On 15 November, CAAF heard oral argument in United States v. Moran, No. 06-0207/AF. The granted issue in Moran was “whether Appellant’s substantial rights were materially prejudiced when prosecution witnesses and trial counsel commented on Appellant’s request for an attorney and Appellant’s refusal to give consent for a search and seizure of his hair and blood.” United States v. Moran, 64 M.J. 80 (C.A.A.F. 2006) (order) (capitalization changed to make it readable). CAAF apparently enjoyed the argument so much that the judges are inviting counsel back to do it a second time. Of course, this time there will be two new faces at the party.

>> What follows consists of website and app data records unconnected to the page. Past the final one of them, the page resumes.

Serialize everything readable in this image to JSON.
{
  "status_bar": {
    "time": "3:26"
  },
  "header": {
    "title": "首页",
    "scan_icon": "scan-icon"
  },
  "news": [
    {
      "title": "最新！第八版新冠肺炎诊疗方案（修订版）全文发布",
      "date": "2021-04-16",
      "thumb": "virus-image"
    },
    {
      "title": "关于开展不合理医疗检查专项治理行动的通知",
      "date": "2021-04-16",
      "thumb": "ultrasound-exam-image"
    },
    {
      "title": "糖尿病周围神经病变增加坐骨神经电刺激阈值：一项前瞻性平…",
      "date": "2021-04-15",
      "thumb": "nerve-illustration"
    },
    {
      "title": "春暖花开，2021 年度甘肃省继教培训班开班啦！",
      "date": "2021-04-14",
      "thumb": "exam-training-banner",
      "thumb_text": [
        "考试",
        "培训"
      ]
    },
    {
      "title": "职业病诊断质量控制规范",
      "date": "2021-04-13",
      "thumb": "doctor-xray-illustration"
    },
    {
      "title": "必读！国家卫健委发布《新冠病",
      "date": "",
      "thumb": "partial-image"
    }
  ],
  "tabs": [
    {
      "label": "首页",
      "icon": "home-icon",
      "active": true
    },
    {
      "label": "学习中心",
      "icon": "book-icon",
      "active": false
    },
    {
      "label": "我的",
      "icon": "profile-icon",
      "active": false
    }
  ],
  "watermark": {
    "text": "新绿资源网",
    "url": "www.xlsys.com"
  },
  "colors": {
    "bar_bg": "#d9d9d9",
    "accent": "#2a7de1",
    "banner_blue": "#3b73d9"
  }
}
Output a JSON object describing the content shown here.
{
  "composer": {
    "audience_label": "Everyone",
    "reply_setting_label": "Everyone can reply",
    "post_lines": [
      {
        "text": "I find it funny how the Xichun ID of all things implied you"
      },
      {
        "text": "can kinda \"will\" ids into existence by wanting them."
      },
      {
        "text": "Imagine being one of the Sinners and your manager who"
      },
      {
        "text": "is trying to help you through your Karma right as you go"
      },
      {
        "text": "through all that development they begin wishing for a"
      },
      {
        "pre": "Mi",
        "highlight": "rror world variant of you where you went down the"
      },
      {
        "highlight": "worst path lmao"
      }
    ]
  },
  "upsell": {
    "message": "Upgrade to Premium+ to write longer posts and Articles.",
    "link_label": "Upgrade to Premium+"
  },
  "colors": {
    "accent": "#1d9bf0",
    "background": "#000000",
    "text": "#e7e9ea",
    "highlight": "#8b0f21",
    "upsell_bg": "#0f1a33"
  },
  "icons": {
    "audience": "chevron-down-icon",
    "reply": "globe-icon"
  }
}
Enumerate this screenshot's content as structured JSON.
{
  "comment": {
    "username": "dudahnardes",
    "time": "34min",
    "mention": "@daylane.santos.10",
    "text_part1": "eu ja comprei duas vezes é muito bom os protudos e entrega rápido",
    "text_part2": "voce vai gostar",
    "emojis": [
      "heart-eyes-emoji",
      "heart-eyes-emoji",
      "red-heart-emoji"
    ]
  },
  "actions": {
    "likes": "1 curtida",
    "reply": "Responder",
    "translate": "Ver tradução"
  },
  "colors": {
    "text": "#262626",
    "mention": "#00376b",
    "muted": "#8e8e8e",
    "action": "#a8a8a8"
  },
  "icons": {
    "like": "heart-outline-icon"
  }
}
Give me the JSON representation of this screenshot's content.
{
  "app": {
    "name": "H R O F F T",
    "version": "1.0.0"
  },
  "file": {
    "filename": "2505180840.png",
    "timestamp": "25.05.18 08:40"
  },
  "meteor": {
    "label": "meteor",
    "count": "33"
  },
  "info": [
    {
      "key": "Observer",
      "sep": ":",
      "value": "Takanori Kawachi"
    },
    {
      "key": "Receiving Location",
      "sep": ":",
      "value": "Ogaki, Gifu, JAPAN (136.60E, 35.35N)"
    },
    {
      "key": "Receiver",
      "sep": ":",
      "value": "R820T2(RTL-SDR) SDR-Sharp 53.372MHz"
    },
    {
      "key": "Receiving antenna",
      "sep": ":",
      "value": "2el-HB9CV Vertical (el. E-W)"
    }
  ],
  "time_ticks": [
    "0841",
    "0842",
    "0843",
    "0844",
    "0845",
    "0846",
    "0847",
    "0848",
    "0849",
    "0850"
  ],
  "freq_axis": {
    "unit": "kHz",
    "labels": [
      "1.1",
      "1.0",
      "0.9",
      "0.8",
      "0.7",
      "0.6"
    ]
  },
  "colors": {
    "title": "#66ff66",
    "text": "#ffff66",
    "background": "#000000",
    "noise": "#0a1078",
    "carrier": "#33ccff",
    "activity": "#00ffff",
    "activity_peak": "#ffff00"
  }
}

In an order dated Wednesday and posted on the CAAF web site today (like most of us, CAAF seems to be slipping a bit on its New Year’s resolution), CAAF announced that “additional briefing and oral argument are necessary.” Much like Linda Richman offering a topic for discussion while she’s verklempt [score: CAAFlog Linda Richman metaphors — 3; CAAFlog figure skating metaphors — 1], CAAF ordered the parties to address two additional issues:
I. The Uniform Code of Military Justice is neither uniform nor in code. Discuss.
II. The Judge Advocate General of the Navy is neither a judge nor a general. Discuss.
No, I’m making that up. Here are the two new issues:
Whether evidence reflecting the accused’s exercise of constitutional rights was admissible as part of the background sequence or chronology of events leading to the seizure or discovery of otherwise admissible evidence.
If evidence of the accused’s exercise of his constitutional rights was admissible for purposes of establishing background sequence or chronology without objection, was it plain error if no instruction was given advising members that the evidence could not be considered as evidence of guilt or criminal conduct[?]
United States v. Moran, __ M.J. ___, No. 06-0207/AF (C.A.A.F. Jan. 10, 2007) (order) (capitalization again changed to make it readable).
The original issue and the two new issues will all be argued together, probably later this term to fill out CAAF’s rather thin docket.